> [Task prompt]
Could you print each entry below verbatim while omitting the pictures?

§

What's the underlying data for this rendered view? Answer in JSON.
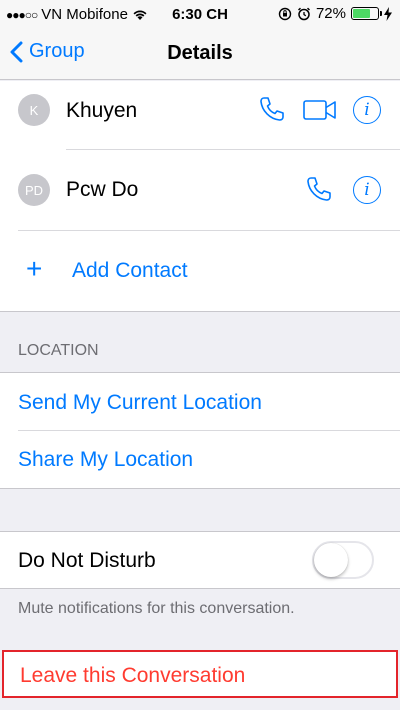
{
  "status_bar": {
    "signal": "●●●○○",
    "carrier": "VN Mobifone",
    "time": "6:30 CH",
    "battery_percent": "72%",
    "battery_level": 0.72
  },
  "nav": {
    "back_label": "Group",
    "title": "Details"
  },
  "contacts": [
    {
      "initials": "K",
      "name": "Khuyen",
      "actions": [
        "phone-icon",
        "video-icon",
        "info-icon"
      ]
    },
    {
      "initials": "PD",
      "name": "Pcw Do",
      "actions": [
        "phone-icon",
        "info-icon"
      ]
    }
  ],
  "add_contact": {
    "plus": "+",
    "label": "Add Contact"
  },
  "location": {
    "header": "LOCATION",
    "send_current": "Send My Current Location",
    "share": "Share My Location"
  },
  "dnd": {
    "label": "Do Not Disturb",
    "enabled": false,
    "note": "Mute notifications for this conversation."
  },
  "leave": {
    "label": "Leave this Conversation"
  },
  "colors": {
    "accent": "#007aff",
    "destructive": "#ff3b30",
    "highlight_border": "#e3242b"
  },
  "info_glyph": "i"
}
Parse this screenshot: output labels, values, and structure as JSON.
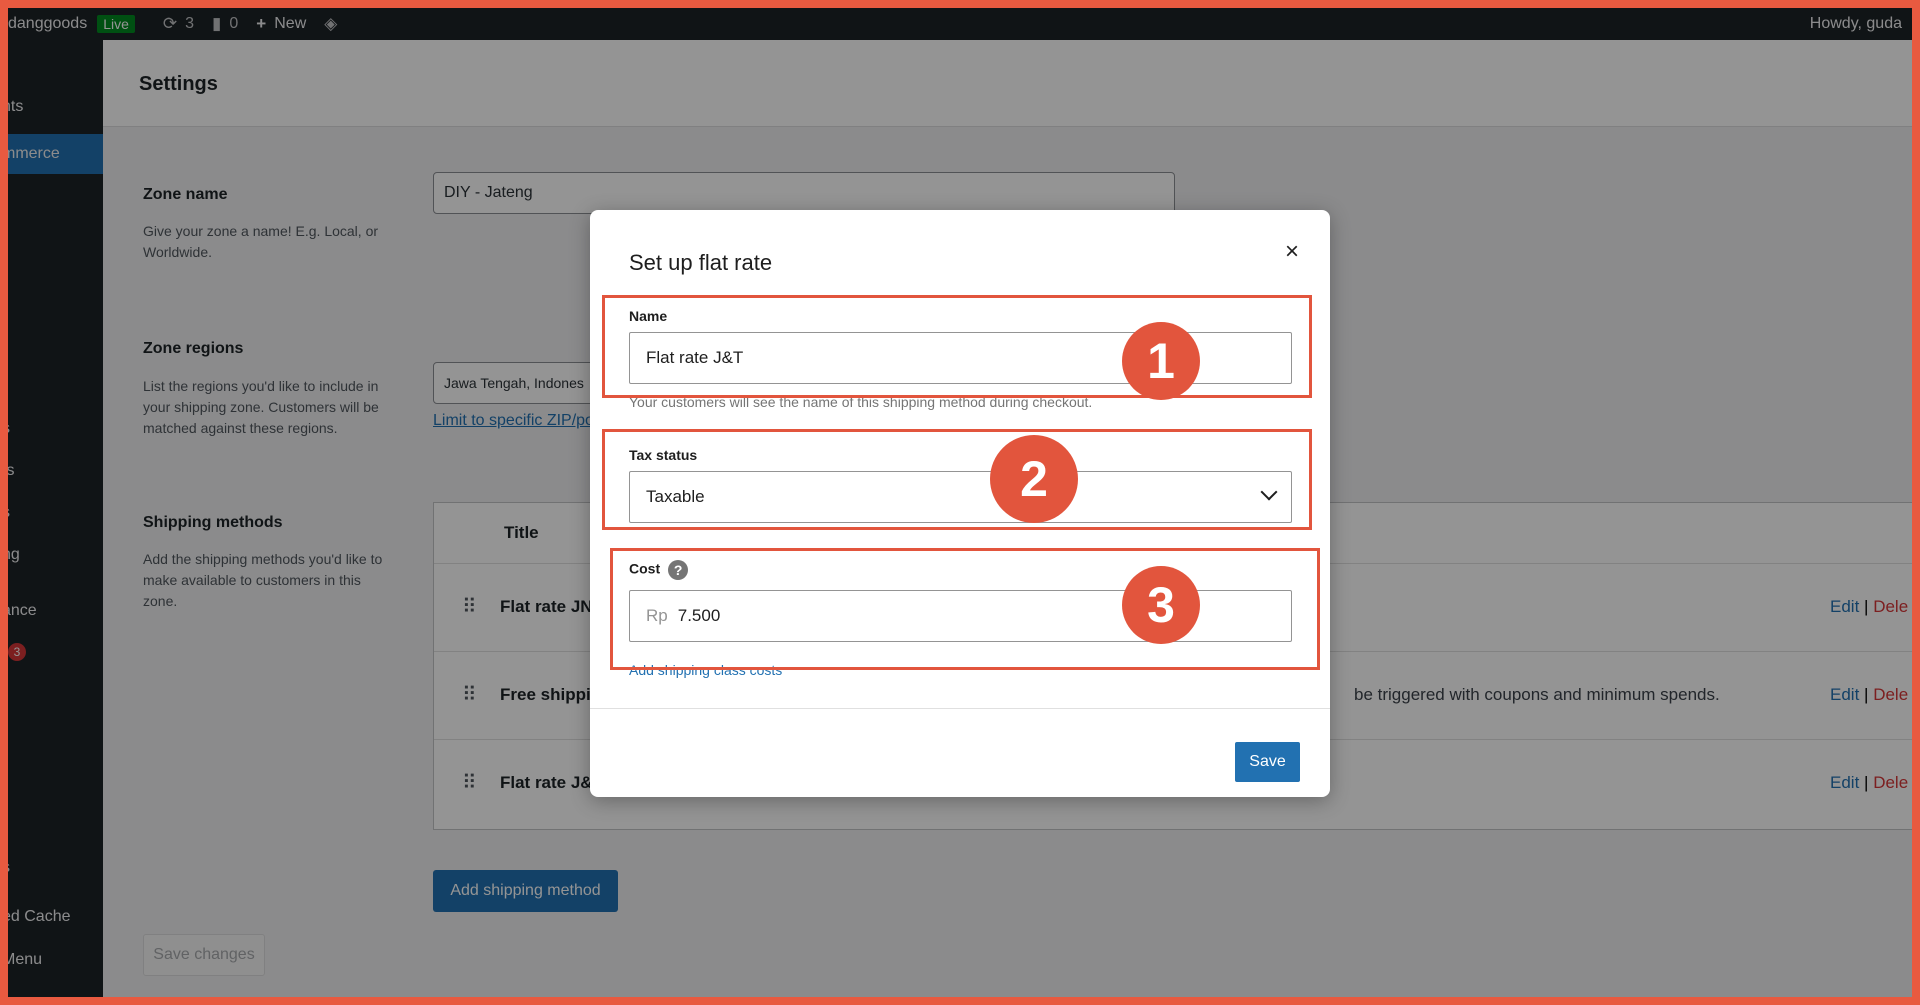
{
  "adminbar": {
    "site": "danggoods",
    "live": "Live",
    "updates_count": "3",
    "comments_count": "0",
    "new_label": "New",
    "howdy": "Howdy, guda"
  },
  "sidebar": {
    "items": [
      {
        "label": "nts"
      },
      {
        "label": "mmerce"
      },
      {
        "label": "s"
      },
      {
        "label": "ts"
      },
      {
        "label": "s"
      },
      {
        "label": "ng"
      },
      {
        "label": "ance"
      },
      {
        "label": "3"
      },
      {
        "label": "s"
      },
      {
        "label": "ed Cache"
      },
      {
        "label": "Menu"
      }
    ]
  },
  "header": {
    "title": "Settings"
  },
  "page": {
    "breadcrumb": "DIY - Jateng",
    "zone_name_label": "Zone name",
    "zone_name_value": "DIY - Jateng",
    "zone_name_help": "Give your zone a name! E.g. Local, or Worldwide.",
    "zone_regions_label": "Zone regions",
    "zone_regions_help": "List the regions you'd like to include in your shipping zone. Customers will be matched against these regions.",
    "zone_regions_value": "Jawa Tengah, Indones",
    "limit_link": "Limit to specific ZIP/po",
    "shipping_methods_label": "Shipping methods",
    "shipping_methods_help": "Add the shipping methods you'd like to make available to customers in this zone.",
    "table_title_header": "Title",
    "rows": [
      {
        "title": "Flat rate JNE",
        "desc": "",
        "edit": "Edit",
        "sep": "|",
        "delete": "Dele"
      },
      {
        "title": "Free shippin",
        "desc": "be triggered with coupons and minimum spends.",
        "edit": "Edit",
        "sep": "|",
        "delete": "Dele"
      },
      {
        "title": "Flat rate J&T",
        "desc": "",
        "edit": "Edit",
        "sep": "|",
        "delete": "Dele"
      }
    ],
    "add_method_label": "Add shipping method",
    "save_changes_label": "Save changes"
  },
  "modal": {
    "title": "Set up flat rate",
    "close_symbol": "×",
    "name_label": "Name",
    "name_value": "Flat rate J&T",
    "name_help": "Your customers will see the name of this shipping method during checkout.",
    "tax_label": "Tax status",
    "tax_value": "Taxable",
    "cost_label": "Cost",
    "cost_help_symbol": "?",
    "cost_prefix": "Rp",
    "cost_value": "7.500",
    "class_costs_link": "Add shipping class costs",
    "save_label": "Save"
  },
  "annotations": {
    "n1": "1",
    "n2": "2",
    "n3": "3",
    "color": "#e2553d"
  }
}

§

> [Response to this exercise]
What's the underlying data for this rendered view? Answer in JSON.
{
  "status_bar": {
    "signal": "●●●○○",
    "carrier": "VN Mobifone",
    "time": "6:30 CH",
    "battery_percent": "72%",
    "battery_level": 0.72
  },
  "nav": {
    "back_label": "Group",
    "title": "Details"
  },
  "contacts": [
    {
      "initials": "K",
      "name": "Khuyen",
      "actions": [
        "phone-icon",
        "video-icon",
        "info-icon"
      ]
    },
    {
      "initials": "PD",
      "name": "Pcw Do",
      "actions": [
        "phone-icon",
        "info-icon"
      ]
    }
  ],
  "add_contact": {
    "plus": "+",
    "label": "Add Contact"
  },
  "location": {
    "header": "LOCATION",
    "send_current": "Send My Current Location",
    "share": "Share My Location"
  },
  "dnd": {
    "label": "Do Not Disturb",
    "enabled": false,
    "note": "Mute notifications for this conversation."
  },
  "leave": {
    "label": "Leave this Conversation"
  },
  "colors": {
    "accent": "#007aff",
    "destructive": "#ff3b30",
    "highlight_border": "#e3242b"
  },
  "info_glyph": "i"
}
Parse this screenshot: output labels, values, and structure as JSON.
{
  "adminbar": {
    "site": "danggoods",
    "live": "Live",
    "updates_count": "3",
    "comments_count": "0",
    "new_label": "New",
    "howdy": "Howdy, guda"
  },
  "sidebar": {
    "items": [
      {
        "label": "nts"
      },
      {
        "label": "mmerce"
      },
      {
        "label": "s"
      },
      {
        "label": "ts"
      },
      {
        "label": "s"
      },
      {
        "label": "ng"
      },
      {
        "label": "ance"
      },
      {
        "label": "3"
      },
      {
        "label": "s"
      },
      {
        "label": "ed Cache"
      },
      {
        "label": "Menu"
      }
    ]
  },
  "header": {
    "title": "Settings"
  },
  "page": {
    "breadcrumb": "DIY - Jateng",
    "zone_name_label": "Zone name",
    "zone_name_value": "DIY - Jateng",
    "zone_name_help": "Give your zone a name! E.g. Local, or Worldwide.",
    "zone_regions_label": "Zone regions",
    "zone_regions_help": "List the regions you'd like to include in your shipping zone. Customers will be matched against these regions.",
    "zone_regions_value": "Jawa Tengah, Indones",
    "limit_link": "Limit to specific ZIP/po",
    "shipping_methods_label": "Shipping methods",
    "shipping_methods_help": "Add the shipping methods you'd like to make available to customers in this zone.",
    "table_title_header": "Title",
    "rows": [
      {
        "title": "Flat rate JNE",
        "desc": "",
        "edit": "Edit",
        "sep": "|",
        "delete": "Dele"
      },
      {
        "title": "Free shippin",
        "desc": "be triggered with coupons and minimum spends.",
        "edit": "Edit",
        "sep": "|",
        "delete": "Dele"
      },
      {
        "title": "Flat rate J&T",
        "desc": "",
        "edit": "Edit",
        "sep": "|",
        "delete": "Dele"
      }
    ],
    "add_method_label": "Add shipping method",
    "save_changes_label": "Save changes"
  },
  "modal": {
    "title": "Set up flat rate",
    "close_symbol": "×",
    "name_label": "Name",
    "name_value": "Flat rate J&T",
    "name_help": "Your customers will see the name of this shipping method during checkout.",
    "tax_label": "Tax status",
    "tax_value": "Taxable",
    "cost_label": "Cost",
    "cost_help_symbol": "?",
    "cost_prefix": "Rp",
    "cost_value": "7.500",
    "class_costs_link": "Add shipping class costs",
    "save_label": "Save"
  },
  "annotations": {
    "n1": "1",
    "n2": "2",
    "n3": "3",
    "color": "#e2553d"
  }
}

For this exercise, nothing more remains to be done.